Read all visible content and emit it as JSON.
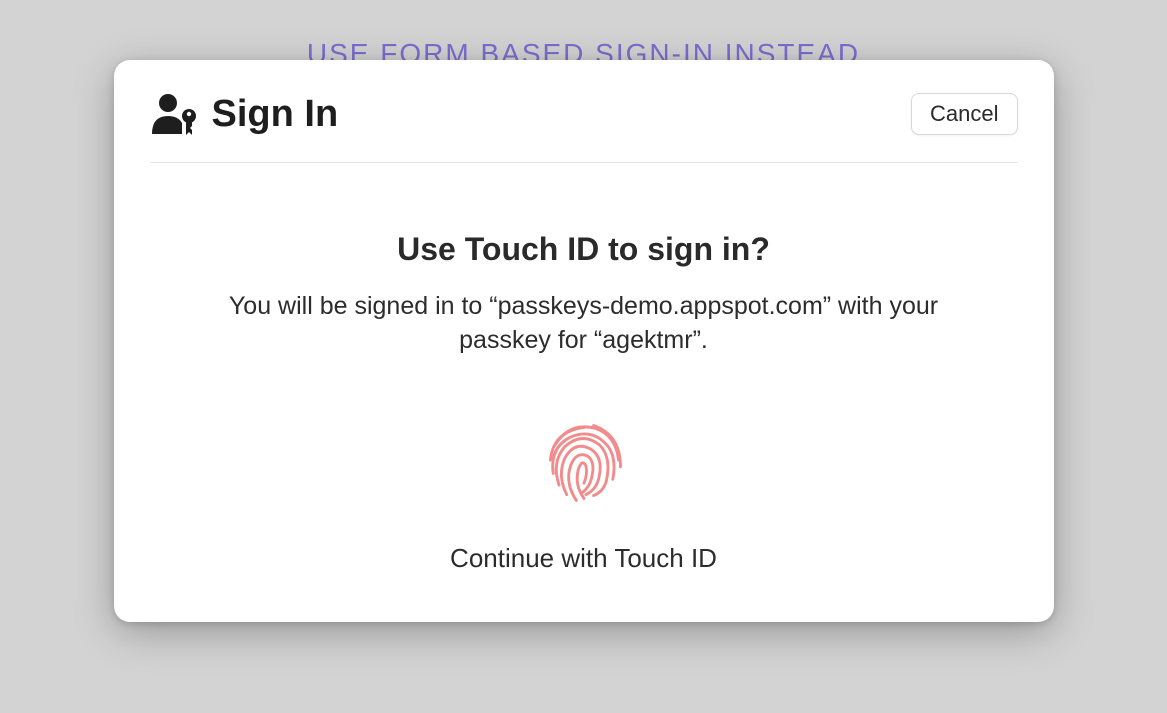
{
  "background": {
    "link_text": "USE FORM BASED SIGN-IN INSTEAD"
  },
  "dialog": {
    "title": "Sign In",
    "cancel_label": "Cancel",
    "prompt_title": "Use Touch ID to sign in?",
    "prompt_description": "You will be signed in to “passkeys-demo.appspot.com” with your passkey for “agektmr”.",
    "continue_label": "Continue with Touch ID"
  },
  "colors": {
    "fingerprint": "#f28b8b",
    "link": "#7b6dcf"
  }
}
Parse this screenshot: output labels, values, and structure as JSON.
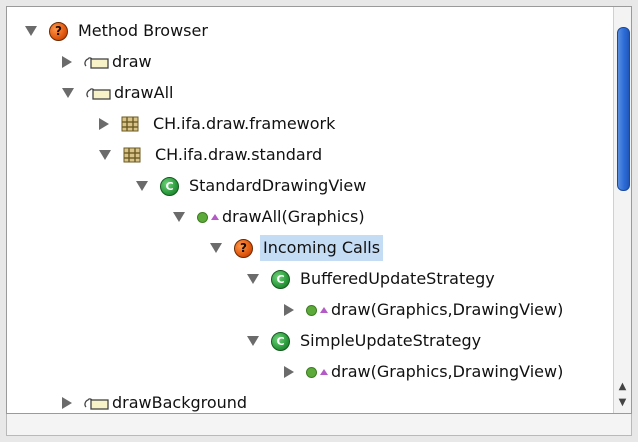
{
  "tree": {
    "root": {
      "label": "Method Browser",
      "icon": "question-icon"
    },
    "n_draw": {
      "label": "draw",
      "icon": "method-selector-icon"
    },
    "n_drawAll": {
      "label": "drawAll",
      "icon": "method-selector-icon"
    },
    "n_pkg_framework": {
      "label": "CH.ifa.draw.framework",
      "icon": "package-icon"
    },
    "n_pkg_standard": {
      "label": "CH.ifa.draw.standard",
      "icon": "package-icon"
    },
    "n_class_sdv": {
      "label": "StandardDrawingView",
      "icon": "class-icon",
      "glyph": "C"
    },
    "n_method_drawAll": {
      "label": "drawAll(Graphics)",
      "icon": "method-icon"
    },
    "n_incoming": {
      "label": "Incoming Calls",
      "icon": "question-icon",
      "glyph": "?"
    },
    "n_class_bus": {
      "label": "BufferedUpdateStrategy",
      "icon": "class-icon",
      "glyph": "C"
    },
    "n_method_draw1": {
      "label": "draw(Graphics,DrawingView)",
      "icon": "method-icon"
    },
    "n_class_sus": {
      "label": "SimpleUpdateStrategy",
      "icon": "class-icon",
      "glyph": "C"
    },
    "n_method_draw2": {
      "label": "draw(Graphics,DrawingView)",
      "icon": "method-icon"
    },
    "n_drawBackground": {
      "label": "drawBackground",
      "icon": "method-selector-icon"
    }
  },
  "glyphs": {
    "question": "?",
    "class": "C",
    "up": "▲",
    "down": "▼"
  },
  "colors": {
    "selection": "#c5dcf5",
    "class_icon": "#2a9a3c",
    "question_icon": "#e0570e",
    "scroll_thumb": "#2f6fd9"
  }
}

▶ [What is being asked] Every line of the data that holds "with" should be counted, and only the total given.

▶ [Answer space] 2